Wednesday, August 31, 2011

Bull Fighting

My friend Lewis tells me I could stand to fight less. Supposedly we were warriors on the same battlefield in a past life so I trust his advice, particularly on this topic. I have trouble distinguishing between situations in which I should rail against something that feels wrong, unfair, dishonest, fake, false or otherwise unpalatable, and when to simply accept ‘what-is’ and move on with life. All ill situations elicit the same response in me, which is usually some degree/combination of righteous indignation, sardonic humor, and ass-handing when applicable. I am aware that this fundamental weakness in my ability to choose my battles – not always knowing when to walk away -- has led me down many interesting, painful, fascinating and fruitless paths. I have sometimes only narrowly avoided bar brawls, misguided alliances of various genres, professional conflicts, and scuffles with all kinds of authority figures because of this aspect of my personality.
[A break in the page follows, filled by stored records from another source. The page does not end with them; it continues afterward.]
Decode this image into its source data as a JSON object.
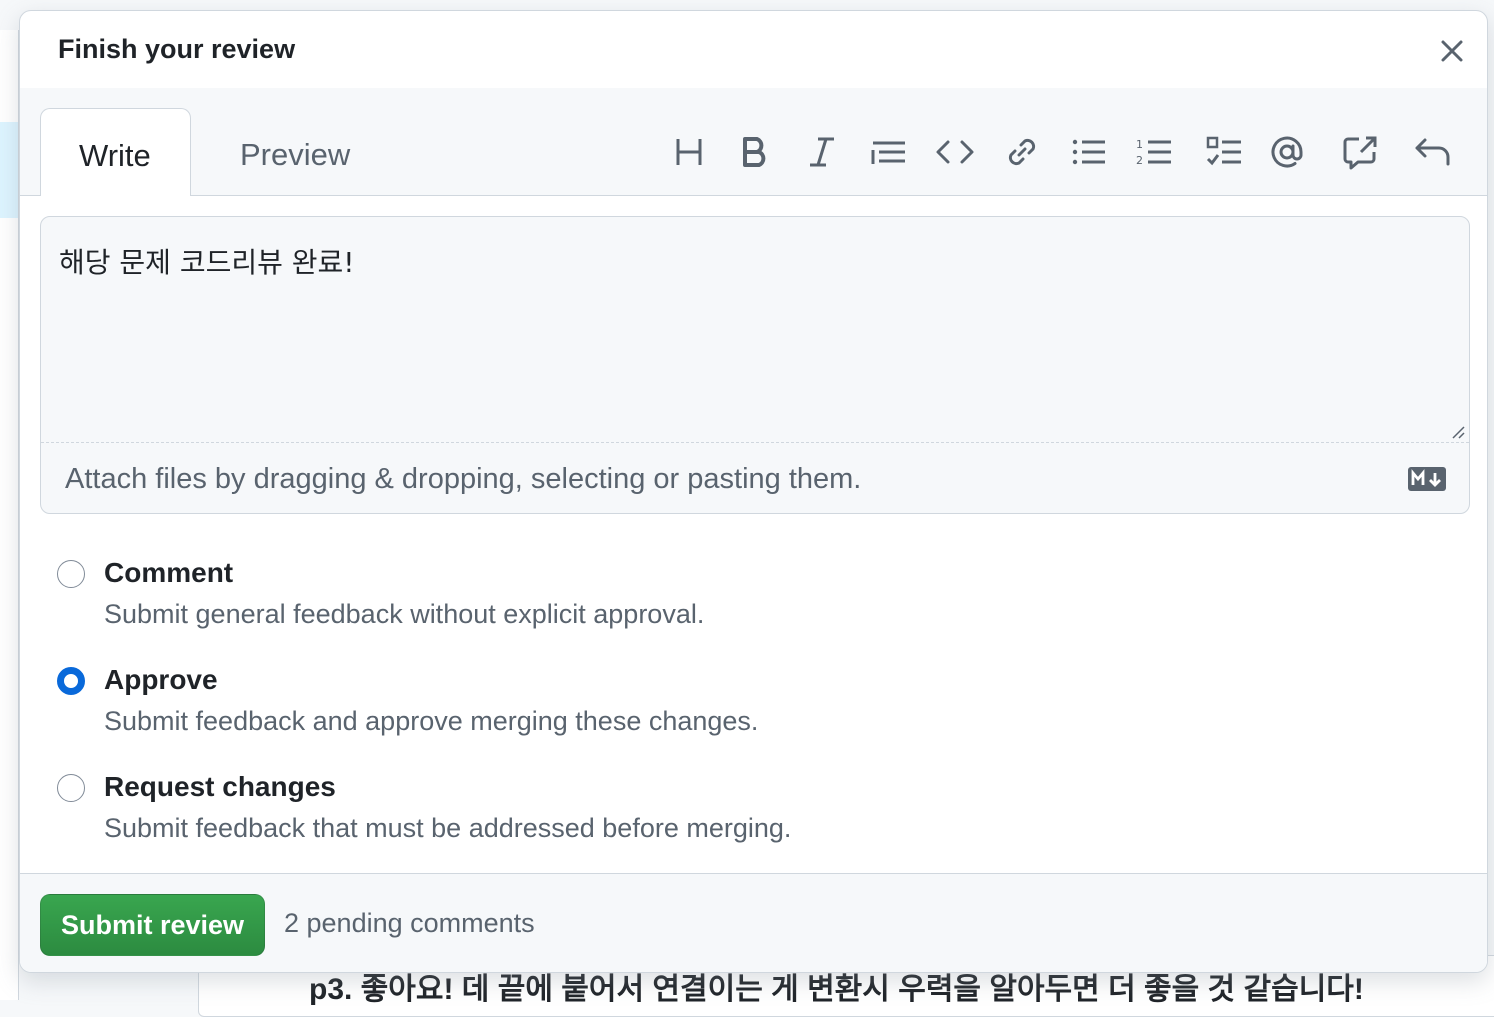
{
  "background": {
    "comment_snippet": "p3. 좋아요! 데 끝에 붙어서 연결이는 게 변환시 우력을 알아두면 더 좋을 것 같습니다!"
  },
  "dialog": {
    "title": "Finish your review",
    "close_icon": "close-icon"
  },
  "tabs": {
    "write": "Write",
    "preview": "Preview"
  },
  "toolbar": {
    "icons": [
      "heading-icon",
      "bold-icon",
      "italic-icon",
      "quote-icon",
      "code-icon",
      "link-icon",
      "unordered-list-icon",
      "ordered-list-icon",
      "task-list-icon",
      "mention-icon",
      "cross-reference-icon",
      "undo-icon"
    ]
  },
  "editor": {
    "value": "해당 문제 코드리뷰 완료!",
    "attach_hint": "Attach files by dragging & dropping, selecting or pasting them.",
    "markdown_icon": "markdown-icon"
  },
  "review_options": [
    {
      "label": "Comment",
      "description": "Submit general feedback without explicit approval.",
      "checked": false
    },
    {
      "label": "Approve",
      "description": "Submit feedback and approve merging these changes.",
      "checked": true
    },
    {
      "label": "Request changes",
      "description": "Submit feedback that must be addressed before merging.",
      "checked": false
    }
  ],
  "footer": {
    "submit_label": "Submit review",
    "pending": "2 pending comments"
  },
  "colors": {
    "accent": "#0969da",
    "submit_green": "#2da44e",
    "border": "#d0d7de",
    "muted_text": "#59636e"
  }
}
I often wonder if and how I could reshape myself as someone more demure – and whether or not I should engage in such a pursuit. I’m sure there have been times in history where I would have been a candidate for some more brain-numbing, foot-binding, electro-shock therapy or other forms of obvious restraint imposed from without. . . a type of restraint we usually find a way of imposing on ourselves voluntarily. When the noise in our heads becomes intolerable, we find our refuge in some kind of anesthetizing agent. In any case, being true to what feels like ‘truth’ to me continues to be an expensive habit.
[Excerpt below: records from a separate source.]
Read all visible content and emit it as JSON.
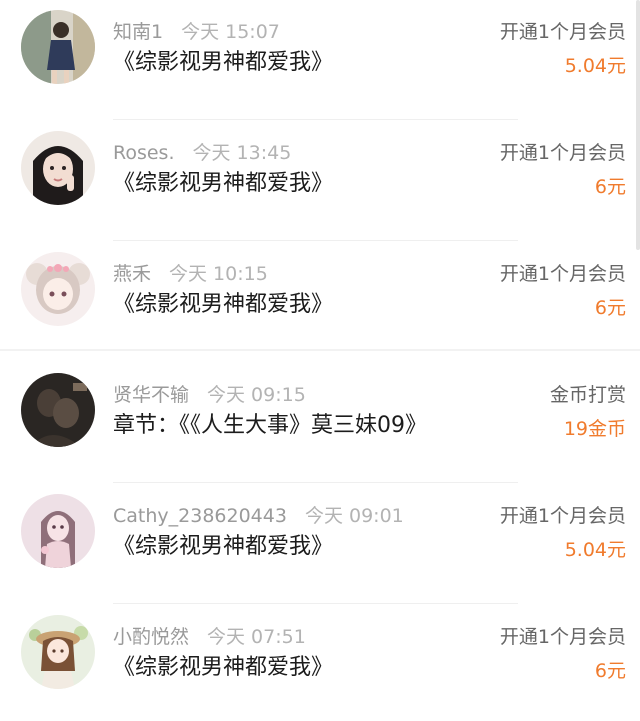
{
  "records": [
    {
      "name": "知南1",
      "time": "今天 15:07",
      "title": "《综影视男神都爱我》",
      "action": "开通1个月会员",
      "amount": "5.04元"
    },
    {
      "name": "Roses.",
      "time": "今天 13:45",
      "title": "《综影视男神都爱我》",
      "action": "开通1个月会员",
      "amount": "6元"
    },
    {
      "name": "燕禾",
      "time": "今天 10:15",
      "title": "《综影视男神都爱我》",
      "action": "开通1个月会员",
      "amount": "6元"
    },
    {
      "name": "贤华不输",
      "time": "今天 09:15",
      "title": "章节：《《人生大事》莫三妹09》",
      "action": "金币打赏",
      "amount": "19金币"
    },
    {
      "name": "Cathy_238620443",
      "time": "今天 09:01",
      "title": "《综影视男神都爱我》",
      "action": "开通1个月会员",
      "amount": "5.04元"
    },
    {
      "name": "小酌悦然",
      "time": "今天 07:51",
      "title": "《综影视男神都爱我》",
      "action": "开通1个月会员",
      "amount": "6元"
    }
  ],
  "colors": {
    "amount": "#f07b2d",
    "title": "#1c1c1c",
    "meta": "#9a9a9a"
  }
}
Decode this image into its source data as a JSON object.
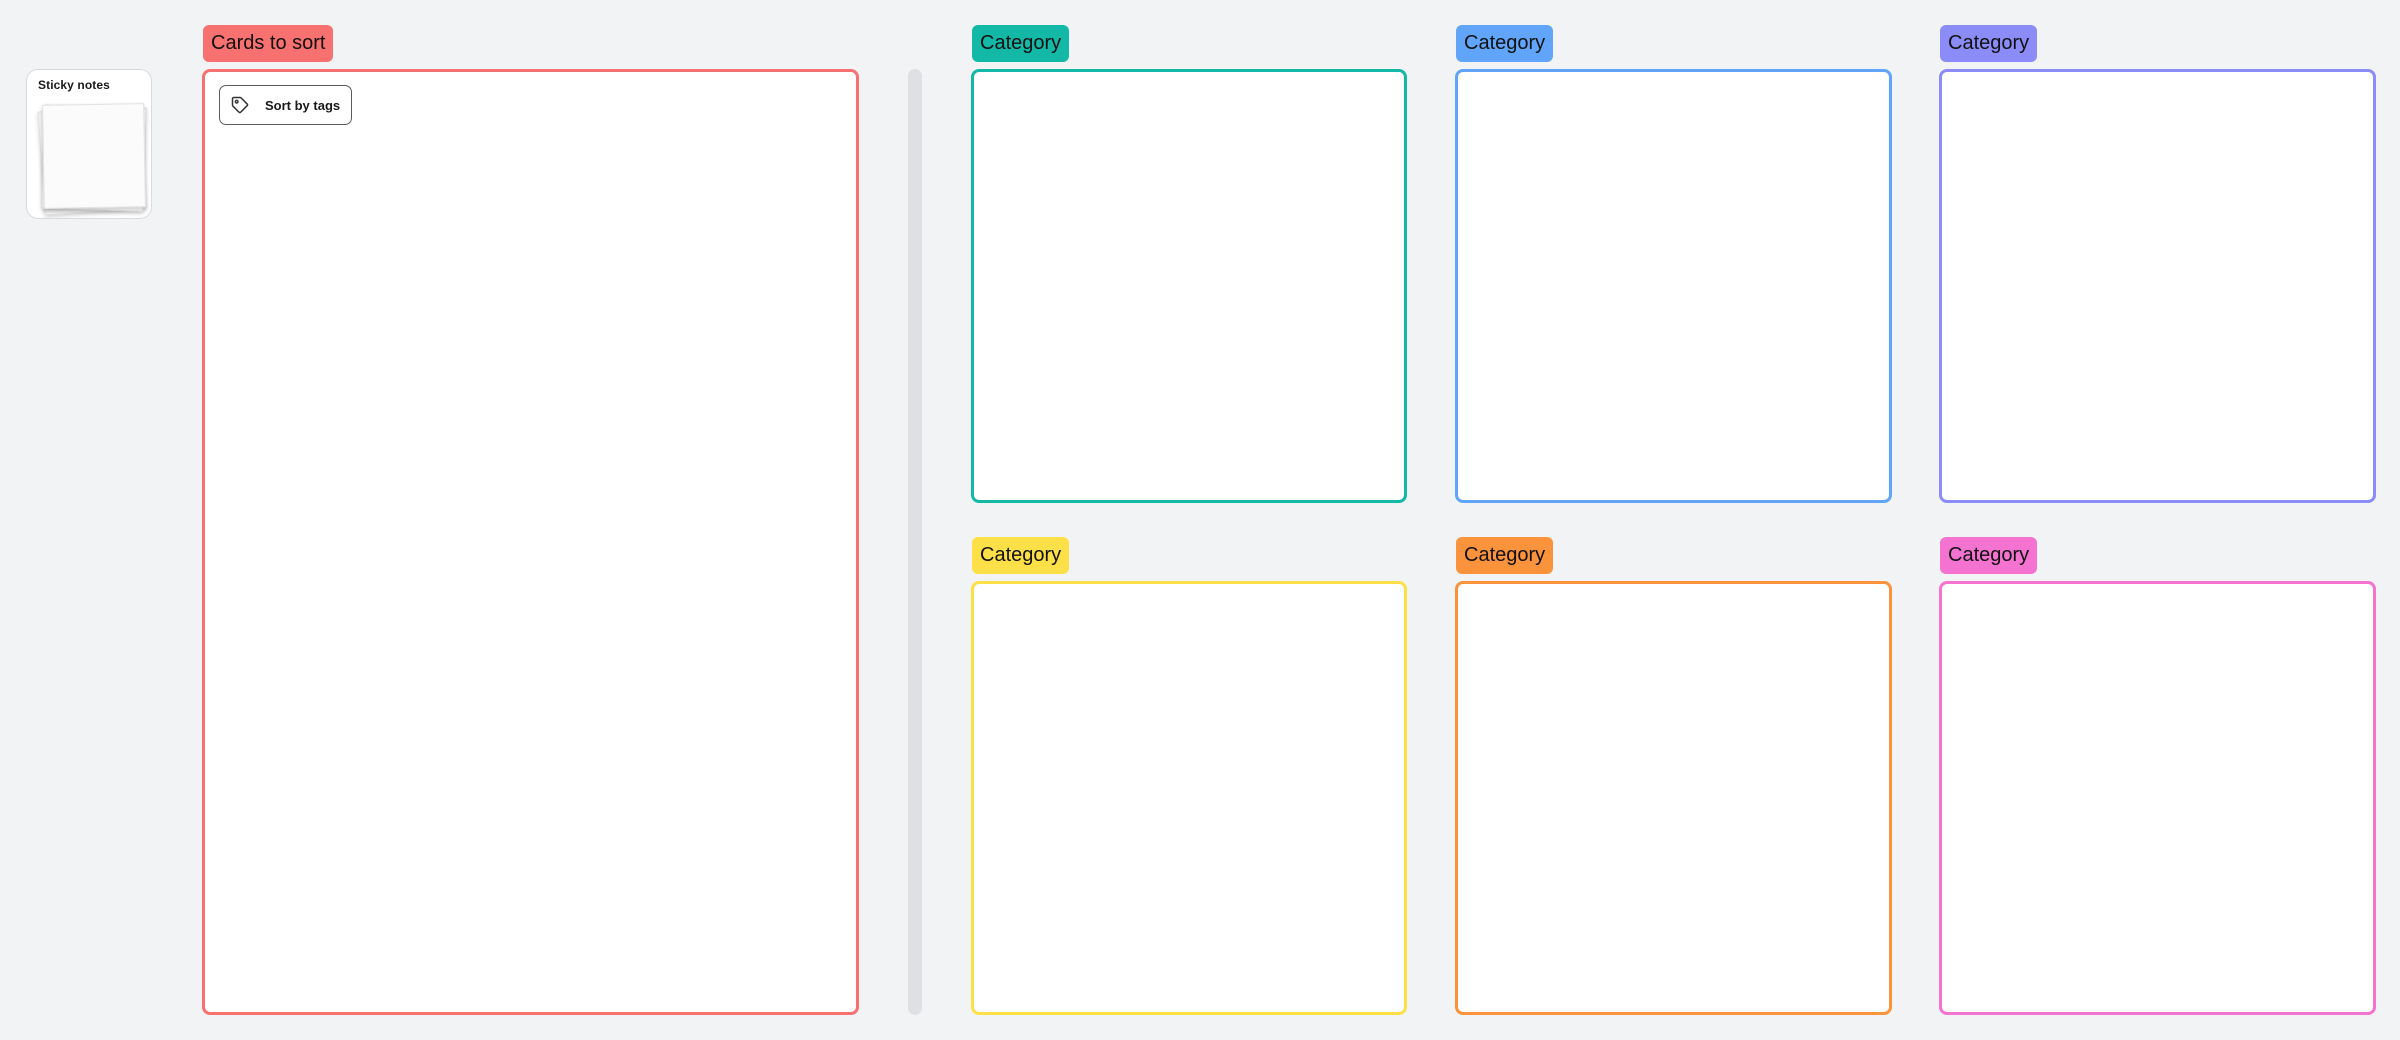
{
  "sticky_notes": {
    "title": "Sticky notes"
  },
  "sort_section": {
    "label": "Cards to sort",
    "color": "#f87171",
    "sort_button_label": "Sort by tags"
  },
  "categories": [
    {
      "label": "Category",
      "color": "#14b8a6"
    },
    {
      "label": "Category",
      "color": "#60a5fa"
    },
    {
      "label": "Category",
      "color": "#8b8cf7"
    },
    {
      "label": "Category",
      "color": "#fde047"
    },
    {
      "label": "Category",
      "color": "#fb923c"
    },
    {
      "label": "Category",
      "color": "#f472d0"
    }
  ]
}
I’ve spent the last five days in London with my brother Gile, his girlfriend Sibylle, and my nephews, Owen and Rhys. Sibylle and I do similar kinds of work so we did some shop talking – which, among other things, led me to contemplate how our different temperaments and ways of getting things done might serve and work against each of us. She is generally more German, more practical, more easy-going and less trigger happy than I am. Owen, who is eight, shared one of his journals with me – which he had just completed with drawings and writing of words and thoughts with brilliantly creative spellings. One of the things that stuck with me was one page where he had written ‘different people have different thoughts.’ It was a humbling reminder -- along with some other conversations I had -- that each of us is mostly stuck in our own subjectivity, our own set of needs and fears and limitations and desires. It’s senseless to be angry at an apple for not being an orange. If you want an orange, you have to shop in the orange department – or at least in the citrus department. And furthermore, a work of Brutalist architecture might represent a point of pride of the Queens Park neighborhood to Sibylle, where to me it is a stark echo of the cold characterless architecture of Soviet Russia or Hampshire College. A Bikram yoga class – one of which I attended for the first time in about ten years in London -- feels at this point to me more than a little ridiculous, unjustifiably didactic and limited – but for others it is religious, or a gateway into the body, the breath and the comfort of a warm albeit fetid room, reeking of vitamin sweat. Different people need different things at different points in their lives. Different people have different thoughts.

Another piece of Owen’s artwork that Gile showed me is this intriguing representation of a ‘ninga slaying god,’ whereby ‘god’ is represented as a rabbit wearing a bustier and a fox tail. I think it’s a little early for Owen to have come to such serious conclusions about what-is, but I appreciate that he is grappling with such important questions as the nature and existence of god. Rhys, on the other hand, is pretty much all about hugging and cuddling, which is also totally fine by me.

We went to Camden on Sunday to see Ron Arad’s “Curtain Call,” an installation at the Round House. It was a series of short films – some animated, some live action -- projected onto a silicon curtain comprised of thousands of panels arranged in a cylinder. People were invited and encouraged to walk in, penetrate, cross, traverse – to watch the projection from within and without. . . which is kind of what I’m doing myself: watching the projections from within and without.

Rome is already opening its arms to me and my Spatalian language skillz -- I was approached tonight to star in a video that some 25 year-old Italian boys were making in the street. Nupu and I told them I was famous and they got really nervous. It was funny.